Why has sexy Apple gone to bed with big boring IBM?
The Big Blue Apple affair: Inspired by Jobs, driven by Microsoft and Android
You only have to look at Jean Pigozzi's photo of Steve Jobs in his younger, rebellious years flipping the middle finger to the stuffed shirts at IBM while standing outside their stuffy offices in New York City to see just how far apart "cool" Apple once was from "legacy" IBM.
Ah, glory days, when IBM had just released its first boring personal computer while the seven-year-old Apple was poised to throw its first beautifully conceived Macintosh at it.
But business is business, it seems.
The recent enterprise deal between the two firms also seems counter to the logic of BYOD – bring your own device to work, something we’ve been hit over the head with for the past few years.
BYOD works like this: consumers like iPhones, they buy iPhones, consumers work for companies, those consumers bring their iPhones to work place.
Not only that, but Apple enjoys 15 per cent of the global smartphone market, according to Gartner. Apple’s iPad is 36 per cent of the tablets with the iPad.
So why would Apple get its hands covered in blue?
The partnership with IBM sees the computing and services giant agreeing to sell iPads and iPhones loaded with 150 IBM business apps ported to iOS.
Apple does the easy bit – support.
The IBM-Apple deal comes at a timely moment – a moment when there are signs that we could be at a tipping point in Apple’s dominance of corporate devices.
Apple’s smartphone presence has been in near permanent retreat since the arrival of Android and with the ascendancy of Samsung’s Galaxy phones.
Peak Apple was in the last quarter of 2011 – taht was when the firm held 25 per cent of the worldwide share for devices sold by vendor, according to Gartner. On tablets, Apple is now losing share while Android gains – Android grew at 127 last year while the market share of iOS shank.
In the context of the supposed BYOD backdraft from consumer to enterprise, this is bad news for Apple.
Somebody else used to have massive market share in mobile phones, too. Who was it? Let me think. Ah, yes: Nokia. And in the enterprise, RIM.
Is Apple in danger of becoming the next Nokia or RIM?
The Reg’s Simon Rockman writes here three exists a duopoly in phones, only membership of that duopoly is never secure. Ericsson and then Nokia became drunk on an arrogance born through majority market share, but got their crowns knocked off.
As Rockman writes, only of Microsoft: “Wars are not usually won.

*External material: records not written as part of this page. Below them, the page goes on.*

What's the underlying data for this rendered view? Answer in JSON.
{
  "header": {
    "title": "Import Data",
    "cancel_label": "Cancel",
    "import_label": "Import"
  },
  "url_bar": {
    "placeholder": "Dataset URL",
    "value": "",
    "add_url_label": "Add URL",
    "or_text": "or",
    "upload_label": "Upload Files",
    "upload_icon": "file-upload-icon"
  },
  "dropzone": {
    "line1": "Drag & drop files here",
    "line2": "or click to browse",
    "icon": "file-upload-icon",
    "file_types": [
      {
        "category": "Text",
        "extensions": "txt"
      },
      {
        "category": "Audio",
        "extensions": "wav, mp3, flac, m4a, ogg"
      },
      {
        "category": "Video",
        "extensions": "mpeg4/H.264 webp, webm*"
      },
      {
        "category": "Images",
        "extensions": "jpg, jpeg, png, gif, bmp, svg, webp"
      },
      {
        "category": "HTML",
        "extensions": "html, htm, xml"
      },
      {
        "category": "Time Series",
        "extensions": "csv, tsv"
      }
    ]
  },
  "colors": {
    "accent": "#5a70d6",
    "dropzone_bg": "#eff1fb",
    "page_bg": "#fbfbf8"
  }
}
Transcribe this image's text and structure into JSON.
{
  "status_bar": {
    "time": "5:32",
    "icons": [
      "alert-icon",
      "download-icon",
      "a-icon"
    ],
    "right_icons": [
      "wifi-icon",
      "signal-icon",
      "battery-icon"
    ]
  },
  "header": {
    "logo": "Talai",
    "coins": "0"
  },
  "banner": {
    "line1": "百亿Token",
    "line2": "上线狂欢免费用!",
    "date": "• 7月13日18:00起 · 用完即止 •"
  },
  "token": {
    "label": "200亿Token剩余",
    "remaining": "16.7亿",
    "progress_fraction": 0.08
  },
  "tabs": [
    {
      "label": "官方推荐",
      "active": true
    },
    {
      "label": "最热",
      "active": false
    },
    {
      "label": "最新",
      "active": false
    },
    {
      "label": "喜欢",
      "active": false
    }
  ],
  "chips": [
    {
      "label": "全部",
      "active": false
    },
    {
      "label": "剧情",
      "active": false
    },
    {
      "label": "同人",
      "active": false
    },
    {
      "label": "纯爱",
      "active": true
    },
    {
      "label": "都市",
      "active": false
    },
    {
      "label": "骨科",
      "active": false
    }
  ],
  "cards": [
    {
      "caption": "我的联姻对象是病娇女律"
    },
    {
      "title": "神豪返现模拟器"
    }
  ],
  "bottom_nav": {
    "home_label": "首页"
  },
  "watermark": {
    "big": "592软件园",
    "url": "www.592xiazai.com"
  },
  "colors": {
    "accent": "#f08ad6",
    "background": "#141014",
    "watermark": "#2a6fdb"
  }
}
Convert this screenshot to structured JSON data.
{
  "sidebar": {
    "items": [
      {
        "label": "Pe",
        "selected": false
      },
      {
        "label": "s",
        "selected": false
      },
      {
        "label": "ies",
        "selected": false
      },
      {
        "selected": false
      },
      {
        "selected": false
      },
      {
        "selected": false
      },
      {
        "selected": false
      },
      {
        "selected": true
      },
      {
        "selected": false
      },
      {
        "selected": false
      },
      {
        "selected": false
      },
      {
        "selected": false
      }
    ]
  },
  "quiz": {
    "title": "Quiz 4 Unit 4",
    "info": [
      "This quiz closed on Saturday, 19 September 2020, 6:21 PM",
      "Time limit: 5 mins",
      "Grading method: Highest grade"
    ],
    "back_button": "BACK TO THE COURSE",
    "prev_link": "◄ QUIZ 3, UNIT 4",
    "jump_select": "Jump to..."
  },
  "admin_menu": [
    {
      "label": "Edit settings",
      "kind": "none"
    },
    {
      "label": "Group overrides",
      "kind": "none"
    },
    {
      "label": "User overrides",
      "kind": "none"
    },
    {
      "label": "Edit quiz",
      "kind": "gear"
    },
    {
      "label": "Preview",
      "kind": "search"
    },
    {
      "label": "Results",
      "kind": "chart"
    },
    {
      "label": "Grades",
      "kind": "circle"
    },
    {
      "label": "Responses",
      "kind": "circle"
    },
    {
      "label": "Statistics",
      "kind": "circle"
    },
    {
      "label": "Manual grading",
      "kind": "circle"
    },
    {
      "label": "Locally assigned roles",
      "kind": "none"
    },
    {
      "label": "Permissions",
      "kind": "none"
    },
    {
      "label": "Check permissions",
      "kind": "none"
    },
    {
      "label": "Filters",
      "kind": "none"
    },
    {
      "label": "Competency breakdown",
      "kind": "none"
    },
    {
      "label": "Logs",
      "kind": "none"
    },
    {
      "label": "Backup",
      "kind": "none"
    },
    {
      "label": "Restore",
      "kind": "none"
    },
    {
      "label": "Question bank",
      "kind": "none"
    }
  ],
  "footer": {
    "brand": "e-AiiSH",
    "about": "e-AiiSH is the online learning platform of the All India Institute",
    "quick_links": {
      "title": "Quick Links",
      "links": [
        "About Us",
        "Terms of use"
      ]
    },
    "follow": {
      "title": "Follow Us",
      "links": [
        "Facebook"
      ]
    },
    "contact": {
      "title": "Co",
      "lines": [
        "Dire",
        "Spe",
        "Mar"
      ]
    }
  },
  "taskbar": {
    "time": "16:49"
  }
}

They are lost.”
It would seem Apple’s time has been and gone. Long-term decline is here – not to non-existence, but at least to a new normal on market share.
Rather like the Mac – single-digit but entrenched figure in the business desktop landscape.
The question for Apple, then, is, how does all this consumer setback feed back into the enterprise, and does this contagion spread into tablets?
How does Apple stop the iPad and iPhone following the Mac into six per cent market share?
It’s not that Android is the only plume of dust on Apple’s device horizon. There’s Microsoft, too...
OK, Surface didn't do too brilliantly... But enterprise is familiar with Microsoft
Sure, laugh it up – I would, too. Windows Phone has less than five per cent of the market and for every Surface sold costs Microsoft money. But Microsoft offers the enterprise something Apple doesn’t: security and familiarity.
CIOs are a pragmatic people – their firms are often tied to Microsoft IT and skills, too, as Windows has a broad, well-understood product line.
CIOs I speak to like the fact Windows can be controlled and managed via Active Directory. Suddenly your network is more secure from rogue operators and you can lock things down against viruses and spyware getting downloaded.
Furthermore, there’s the idea that apps can be built for Windows Phone and Windows 8 using tools their techies know – Visual Studio – not using tools or sandboxed runtime unique to a company that’s relatively unimportant in corporate IT.
Microsoft this week held its Worldwide Partner Conference (WPC), where it demonstrated an app running exactly the same way, with exactly the same UI, on a Windows PC, tablet and Windows Phone.
That ubiquity and cross-platform portability, without the need to re-code or build separate versions of your apps, will be compelling for any CIO.
And if you think Windows 8 is the biggest hurdle in stopping all of this, think again: Microsoft is pulling back from the Metro-or-bust approach of Windows 8.